By Angela Matheson
By Samuel Beckett
Director Simon Phillips
Designer Mary Moore
With Ruth Cracknell and Allan Penney
Sydney Theatre Company
Reviewed by Angela Matheson
Buried to the waist in sand, Ruth Cracknell is Winnie, the aged housewife of the apocalypse. Time is running out — the lipstick she pulls lovingly from her precious black bag is worn flat and the toothpaste is finished. She is stranded, doomed to a slow death as the futile horror that is her life creeps like the sand, inexorably upward, burying her alive.
Behind the dune is Willy, her husband. He is rarely seen, suggested by the top of his sun hat or the back of a thumbed newspaper. He has nothing to say and nothing to give. Yet he is Winnie's lifeline — the mere blowing of his nose offers relief from the monotony of the searing desert that is the landscape of the play, sending Winnie into an ecstasy as she realises that today is "Another happy day!"
Beckett's message is deadly — life is senseless and action is futile. Winnie, like the characters in Waiting for Godot, is univeralised to encapsulate the banality of human endeavour as it attempts to make meaning from the meaningless.
It is a boring message — ignorant, ahistorical and intensely humanist. A message to slash your wrists by.
But the production is superb. Ruth Cracknell's performance is masterful. Each emotion suffered by Winnie in her brave yet pathetic determination to wrench happiness from life is so heartfelt and familiar that the existential dimension of the play becomes personalised. The naturalness, the flesh and blood reality of Winnie as she struggles with her treacherous condition, is what is compelling.
By the second half, Winnie is buried to her chin. Few roles challenge the actress like this — how can a talking head maintain the interest of an audience for 40 minutes? Cracknell does it, with a psychological monologue of despair which teeters, at times, on the maniacal as Winnie clings to the lie that her life has many mercies and has been a series of many happy days.

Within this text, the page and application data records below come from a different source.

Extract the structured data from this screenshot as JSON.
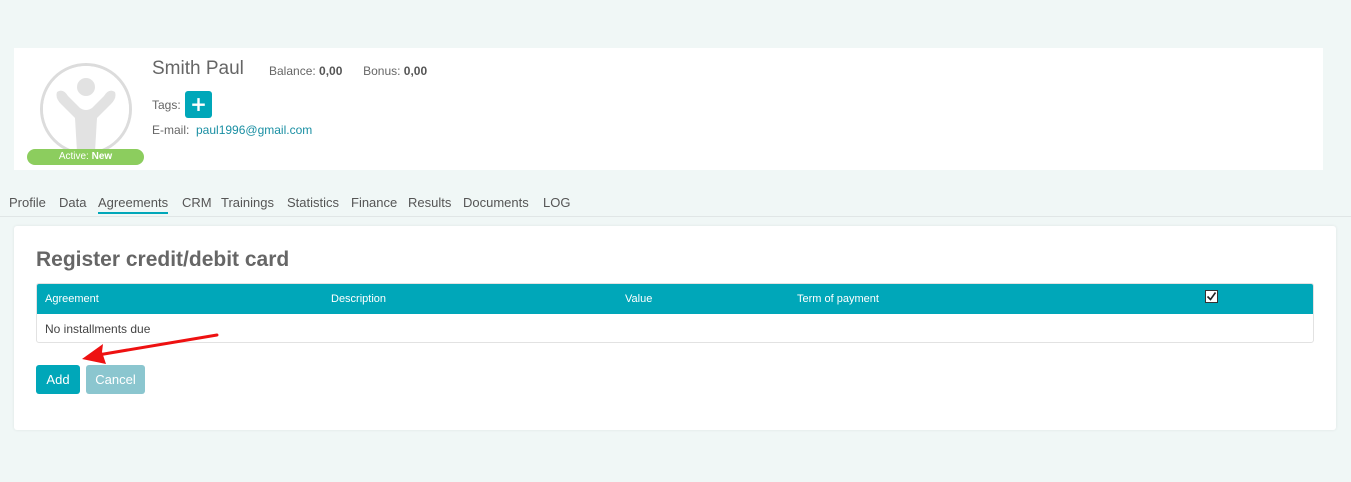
{
  "profile": {
    "name": "Smith Paul",
    "balance_label": "Balance:",
    "balance_value": "0,00",
    "bonus_label": "Bonus:",
    "bonus_value": "0,00",
    "tags_label": "Tags:",
    "tag_add_symbol": "+",
    "email_label": "E-mail:",
    "email": "paul1996@gmail.com",
    "status_label": "Active:",
    "status_value": "New",
    "status_color": "#8ccd5e",
    "avatar_icon": "person-avatar-icon"
  },
  "tabs": [
    {
      "label": "Profile"
    },
    {
      "label": "Data"
    },
    {
      "label": "Agreements",
      "active": true
    },
    {
      "label": "CRM"
    },
    {
      "label": "Trainings"
    },
    {
      "label": "Statistics"
    },
    {
      "label": "Finance"
    },
    {
      "label": "Results"
    },
    {
      "label": "Documents"
    },
    {
      "label": "LOG"
    }
  ],
  "section": {
    "title": "Register credit/debit card",
    "columns": [
      "Agreement",
      "Description",
      "Value",
      "Term of payment"
    ],
    "select_all_checked": true,
    "empty_message": "No installments due"
  },
  "actions": {
    "add_label": "Add",
    "cancel_label": "Cancel"
  },
  "colors": {
    "accent": "#00a7b9",
    "annotation_arrow": "#ee1111"
  }
}
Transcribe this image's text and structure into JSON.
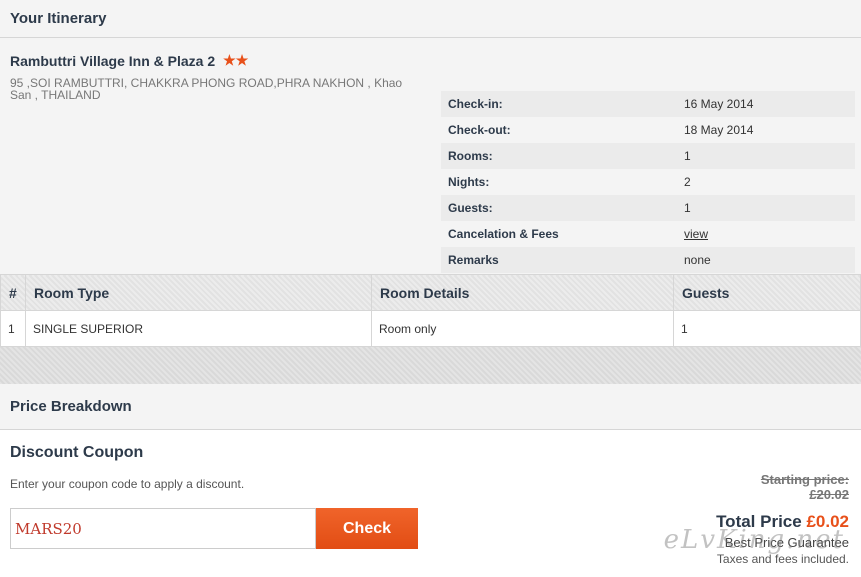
{
  "itinerary": {
    "title": "Your Itinerary",
    "hotel_name": "Rambuttri Village Inn & Plaza 2",
    "stars": "★★",
    "address": "95 ,SOI RAMBUTTRI, CHAKKRA PHONG ROAD,PHRA NAKHON , Khao San , THAILAND",
    "details": [
      {
        "label": "Check-in:",
        "value": "16 May 2014"
      },
      {
        "label": "Check-out:",
        "value": "18 May 2014"
      },
      {
        "label": "Rooms:",
        "value": "1"
      },
      {
        "label": "Nights:",
        "value": "2"
      },
      {
        "label": "Guests:",
        "value": "1"
      },
      {
        "label": "Cancelation & Fees",
        "value": "view"
      },
      {
        "label": "Remarks",
        "value": "none"
      }
    ]
  },
  "room_table": {
    "headers": [
      "#",
      "Room Type",
      "Room Details",
      "Guests"
    ],
    "rows": [
      [
        "1",
        "SINGLE SUPERIOR",
        "Room only",
        "1"
      ]
    ]
  },
  "price": {
    "title": "Price Breakdown",
    "coupon_title": "Discount Coupon",
    "coupon_hint": "Enter your coupon code to apply a discount.",
    "coupon_value": "MARS20",
    "check_label": "Check",
    "starting_label": "Starting price:",
    "starting_value": "£20.02",
    "total_label": "Total Price",
    "total_value": "£0.02",
    "guarantee": "Best Price Guarantee",
    "taxes": "Taxes and fees included."
  },
  "watermark": "eLvKing.net",
  "colors": {
    "accent": "#e8501a",
    "heading": "#2d3a4a"
  }
}
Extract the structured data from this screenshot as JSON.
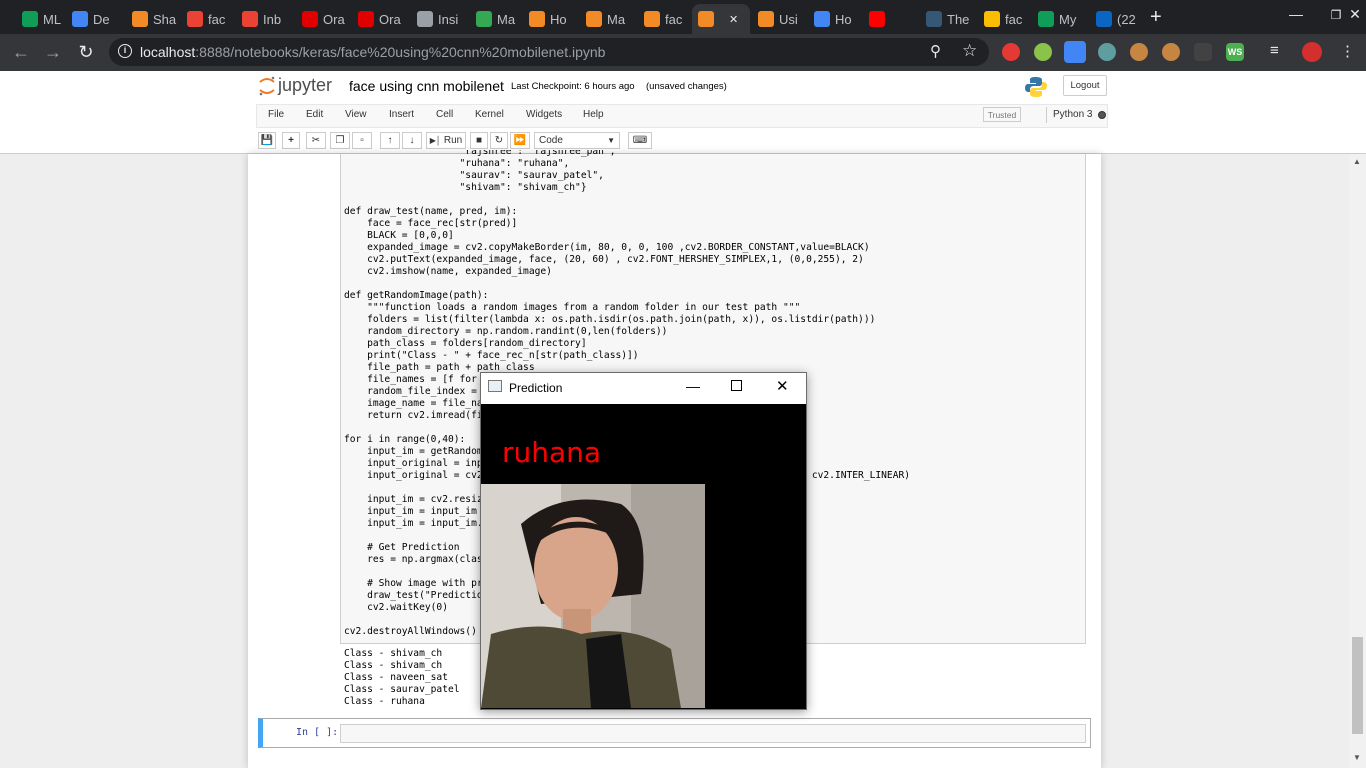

Designer Mary Moore enhances Cracknell's performance with a parched, cracked dune-scape dazzled by searing white light. Winnie, who has fought so hard to stay groomed and civilised by clinging to her belongings — hairbrush, music box, emery board —
becomes merged with the dune as the spinifex grows in her hair and entwines through her possessions.
The production is framed by the insistent harsh ringing of an alarm — both a wake-up call and a death knell.